Anyway, over the conference championships i went 0-2, per usual in the playoffs. I am now 4-6 since the regular season ended, not exactly knocking it out of the park...

New England vs. New York Giants (Pick at the end of column)
I've been waffling on this pick for the last two weeks, trying to decide exactly how this game is going to go. Ideally, it's a close, tight, back and forth game the entire way, with one team scoring late to win the game. Then again, it is the Super Bowl, and they haven't been particularly entertaining as of late.

New England has been scary good at times this season, but has shown some kinks in the armor in recent weeks, and haven't covered the spread in a month. Some people blame that fact on the weather and the fact New England has gome to more of a power running game, getting away from the wide open spread passing attack they opened the season in. While i agree they have been running more, i'm not convinced it's because of the weather. Either way, inside University of Phoenix stadium will be no weather conditions, so if the Patriots choose to throw down the field, they won't have problems from that.

The Giants, however, have been an enigma most of the season. Playing spectacularly bad at times, including a 41-17 drubbing at the hands of the Vikings at home. They also have played solidly well at other times, especially late this year into the playoffs. The change, as everyone loves to point out, has been Eli Manning and his play. Eli has always been a bit inconsistent, but the last four games has been very good, limiting his mistakes and making some great throws.

As many people do, i believe this game comes down to the play of Eli. As he goes, so go the Giants. The key is how much pressure he receives. When he has time to sit back in the pocket and scan the field, he has the ability to pick apart the defense. When he is under constant pressure, he gets happy feet and has a tendency to force things and make mistakes. Witness the above-mentioned Vikings game, who pressured Eli early and often, forcing him into three INT's, two of which were returned for TD's. The Vikings had a gameplan to go all out after Eli, and it worked to near perfection.

Bill Belichick is a master at preparing for teams, esepcially given two weeks to do it. While his penchant this season has been to play mostly straight up defense for three quarters, then bring pressure and blitzes in the 4th has worked all season, i expect him to mix it up in this game. He has seen how well Eli has been playing, and he has no doubt seen what getting to him early does to him.

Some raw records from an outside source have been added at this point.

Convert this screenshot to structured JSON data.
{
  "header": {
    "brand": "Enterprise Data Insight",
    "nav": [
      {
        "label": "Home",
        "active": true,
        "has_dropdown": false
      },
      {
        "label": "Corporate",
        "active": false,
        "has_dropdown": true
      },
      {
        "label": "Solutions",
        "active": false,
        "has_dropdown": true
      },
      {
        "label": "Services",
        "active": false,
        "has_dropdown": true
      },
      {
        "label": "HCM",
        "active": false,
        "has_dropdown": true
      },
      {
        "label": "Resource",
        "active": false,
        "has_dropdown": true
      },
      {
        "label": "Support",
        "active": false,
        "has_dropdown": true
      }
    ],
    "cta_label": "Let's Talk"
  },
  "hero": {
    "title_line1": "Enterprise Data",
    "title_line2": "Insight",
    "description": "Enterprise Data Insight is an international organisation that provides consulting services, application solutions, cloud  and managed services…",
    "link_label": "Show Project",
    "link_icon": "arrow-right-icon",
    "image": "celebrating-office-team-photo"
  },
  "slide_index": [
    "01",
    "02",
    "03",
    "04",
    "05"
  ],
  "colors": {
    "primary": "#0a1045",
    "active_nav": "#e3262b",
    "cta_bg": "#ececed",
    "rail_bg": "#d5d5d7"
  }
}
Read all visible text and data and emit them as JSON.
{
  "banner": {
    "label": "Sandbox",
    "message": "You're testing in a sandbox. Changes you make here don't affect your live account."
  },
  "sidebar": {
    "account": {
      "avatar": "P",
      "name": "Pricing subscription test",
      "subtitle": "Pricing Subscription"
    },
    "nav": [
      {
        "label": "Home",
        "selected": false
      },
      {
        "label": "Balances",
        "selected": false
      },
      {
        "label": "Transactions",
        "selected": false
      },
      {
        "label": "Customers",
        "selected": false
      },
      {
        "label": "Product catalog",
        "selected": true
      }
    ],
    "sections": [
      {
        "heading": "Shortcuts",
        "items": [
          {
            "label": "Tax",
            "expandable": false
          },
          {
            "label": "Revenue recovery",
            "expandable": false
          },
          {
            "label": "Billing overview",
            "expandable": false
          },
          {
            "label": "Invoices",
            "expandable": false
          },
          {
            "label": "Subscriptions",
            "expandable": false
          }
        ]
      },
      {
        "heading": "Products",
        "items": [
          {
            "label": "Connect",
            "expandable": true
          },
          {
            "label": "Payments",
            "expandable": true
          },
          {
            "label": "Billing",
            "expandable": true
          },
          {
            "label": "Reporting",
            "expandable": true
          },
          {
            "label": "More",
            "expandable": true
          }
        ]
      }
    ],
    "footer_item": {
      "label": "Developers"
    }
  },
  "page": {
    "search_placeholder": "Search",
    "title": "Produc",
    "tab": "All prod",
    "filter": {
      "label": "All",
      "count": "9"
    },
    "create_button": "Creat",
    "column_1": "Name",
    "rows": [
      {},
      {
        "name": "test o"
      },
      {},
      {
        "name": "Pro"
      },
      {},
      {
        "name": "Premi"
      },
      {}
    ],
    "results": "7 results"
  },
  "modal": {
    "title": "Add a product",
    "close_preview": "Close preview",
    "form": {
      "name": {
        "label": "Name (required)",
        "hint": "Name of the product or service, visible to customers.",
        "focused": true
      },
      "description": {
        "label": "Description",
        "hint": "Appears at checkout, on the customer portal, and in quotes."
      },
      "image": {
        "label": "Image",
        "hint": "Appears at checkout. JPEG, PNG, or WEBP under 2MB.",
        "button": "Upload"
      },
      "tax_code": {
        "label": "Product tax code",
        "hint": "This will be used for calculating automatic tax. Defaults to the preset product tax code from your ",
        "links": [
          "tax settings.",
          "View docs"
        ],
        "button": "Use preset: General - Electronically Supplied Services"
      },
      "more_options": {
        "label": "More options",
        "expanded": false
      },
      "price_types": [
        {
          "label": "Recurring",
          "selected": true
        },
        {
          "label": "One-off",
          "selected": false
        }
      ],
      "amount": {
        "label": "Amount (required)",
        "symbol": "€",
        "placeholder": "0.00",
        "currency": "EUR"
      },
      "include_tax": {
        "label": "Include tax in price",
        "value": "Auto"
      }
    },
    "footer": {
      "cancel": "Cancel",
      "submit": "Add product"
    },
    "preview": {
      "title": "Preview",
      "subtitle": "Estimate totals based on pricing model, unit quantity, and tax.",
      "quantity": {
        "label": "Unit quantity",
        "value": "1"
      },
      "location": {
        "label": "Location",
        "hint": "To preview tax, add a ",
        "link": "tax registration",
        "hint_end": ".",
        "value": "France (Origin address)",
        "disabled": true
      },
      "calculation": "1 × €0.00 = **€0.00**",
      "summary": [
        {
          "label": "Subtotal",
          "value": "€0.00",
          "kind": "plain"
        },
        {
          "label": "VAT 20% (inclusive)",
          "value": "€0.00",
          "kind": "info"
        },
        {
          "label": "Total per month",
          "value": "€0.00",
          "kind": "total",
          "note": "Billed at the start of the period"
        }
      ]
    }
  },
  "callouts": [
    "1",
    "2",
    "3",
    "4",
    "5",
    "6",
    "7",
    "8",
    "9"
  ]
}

I expect the Patriots to come out throwing as well, trying to get an early lead to force Eli and the Giants to play catch-up. While i think they will stick to their gameplan and power run it even down one score, if the Giants get down a couple of scores they may be forced to air it out. If that happens, Eli will have to play a near-perfect game in order to just keep it close. He did that the last time these two teams met, in the final regular-season game of the season. I'm sure Belichick has also studied that game and will try some new things on defense.

As i said, i expect the Patriots to come out looking to score early and often, which i also believe they will be able to do. That, combined with the pressure i expect them to bring on Eli as much as possible, should force the Giants into making some mistakes and getting behind big early. Once that happens, it will be all over for New York. That's why my pick is:

New England -12 over New York Giants.